Speaking more generally, if/when an artist or organisation comes to you for support, what do you want to know about them and the project? What makes you want to give?
I am attracted to original, unique ideas; I respond well when I see progression from an idea to a reality. Not just in words but in tangible results. I have coached hairdressers to enter awards and, like artists, writing isn’t always their strength. Clear, concise communication is essential as well as face-to-face. I would like to meet them, watch their body language, their expressions, listen to them, even via an online YouTube interview/pitch. Humour goes a long way with me too. Then tell me what you need. Don’t waste my time.
What spurred you initially to donate to the arts? Do you remember the first donation that you made?
Victoria Lynn (then Curator of Contemporary Art at the Art Gallery of NSW) was a client of mine and she suggested I join the Contemporary Collection Benefactors in 1994. I was a member for seven years and then changed to be a Foundation member alongside my father who I talked into joining with me, and he’s been a member for five years now! I bought artworks every year at the fundraisers.

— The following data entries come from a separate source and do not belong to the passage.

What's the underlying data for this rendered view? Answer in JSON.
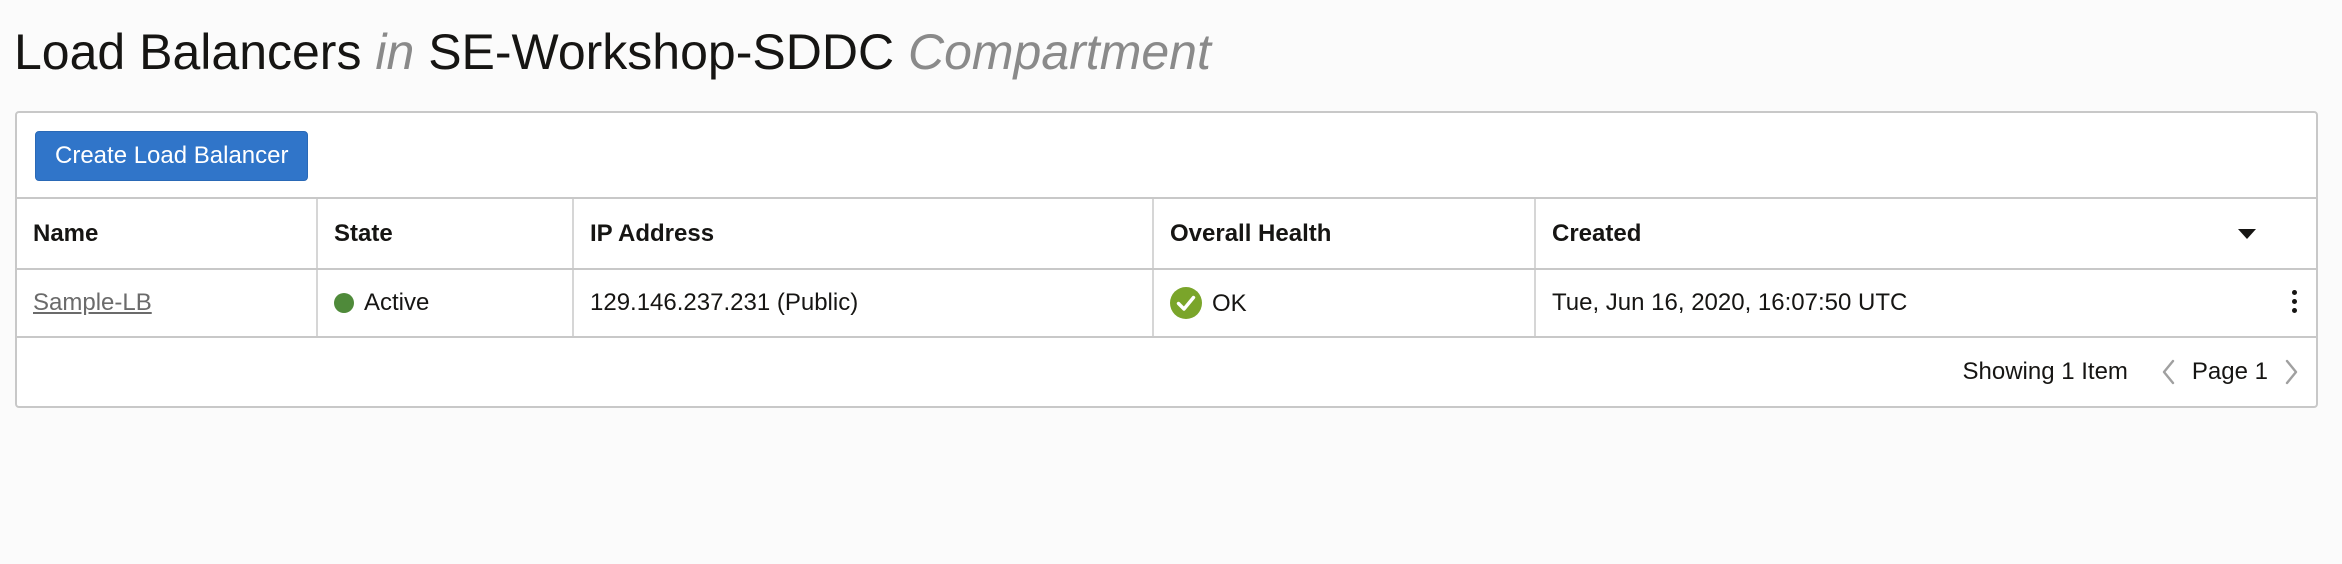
{
  "header": {
    "title": "Load Balancers",
    "in_word": "in",
    "compartment_name": "SE-Workshop-SDDC",
    "compartment_word": "Compartment"
  },
  "toolbar": {
    "create_label": "Create Load Balancer"
  },
  "table": {
    "columns": [
      "Name",
      "State",
      "IP Address",
      "Overall Health",
      "Created"
    ],
    "rows": [
      {
        "name": "Sample-LB",
        "state": "Active",
        "ip": "129.146.237.231 (Public)",
        "health": "OK",
        "created": "Tue, Jun 16, 2020, 16:07:50 UTC"
      }
    ]
  },
  "footer": {
    "count_text": "Showing 1 Item",
    "page_text": "Page 1"
  },
  "colors": {
    "primary_button": "#3075c9",
    "state_active": "#4f8a3a",
    "health_ok": "#7aa52a"
  },
  "icons": {
    "state": "status-dot-icon",
    "health": "check-circle-icon",
    "sort": "caret-down-icon",
    "row_actions": "kebab-menu-icon",
    "prev": "chevron-left-icon",
    "next": "chevron-right-icon"
  }
}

Around the same time, I met Paul Dyer from the Brandenburg Orchestra and sponsored a pipe in the Baroque organ being built in London. I still get a kick out of hearing it.
I was inspired by their passion, dedication, lofty ideals and ambitions for their institutions.
What do you like most about donating through the ACF?
1) With the new platform it’s so easy and fast to donate… 5 minutes! And instantly you receive an email with your tax deductible invoice. Done Deal. Love it.
2) It gives a format to the artists to follow, to enable them to promote their projects with a pitch that attracts an audience. It’s an online dating service for the arts.
3) I know if they are on the ACF, they are credible and have what it takes to make it happen.
What would you say to those who are thinking of donating to artists, but haven’t quite taken the plunge?
It enriches your life. You can make a difference and see exactly where your donation goes. Every day more and more funding to the arts is disappearing – it’s up to us to support the Australia that we want to live in.
“The object of art is to give life a shape.” – William Shakespeare
Using the ACF on my mobile, I can show and share any of the projects I support to my client’s and friends, and encourage them to get involved, e.g. encourage them to attend Joseph’s concerts and gigs as well as buy his CDs. It’s like an extended family. It’s the personal part that is so engaging and rewarding.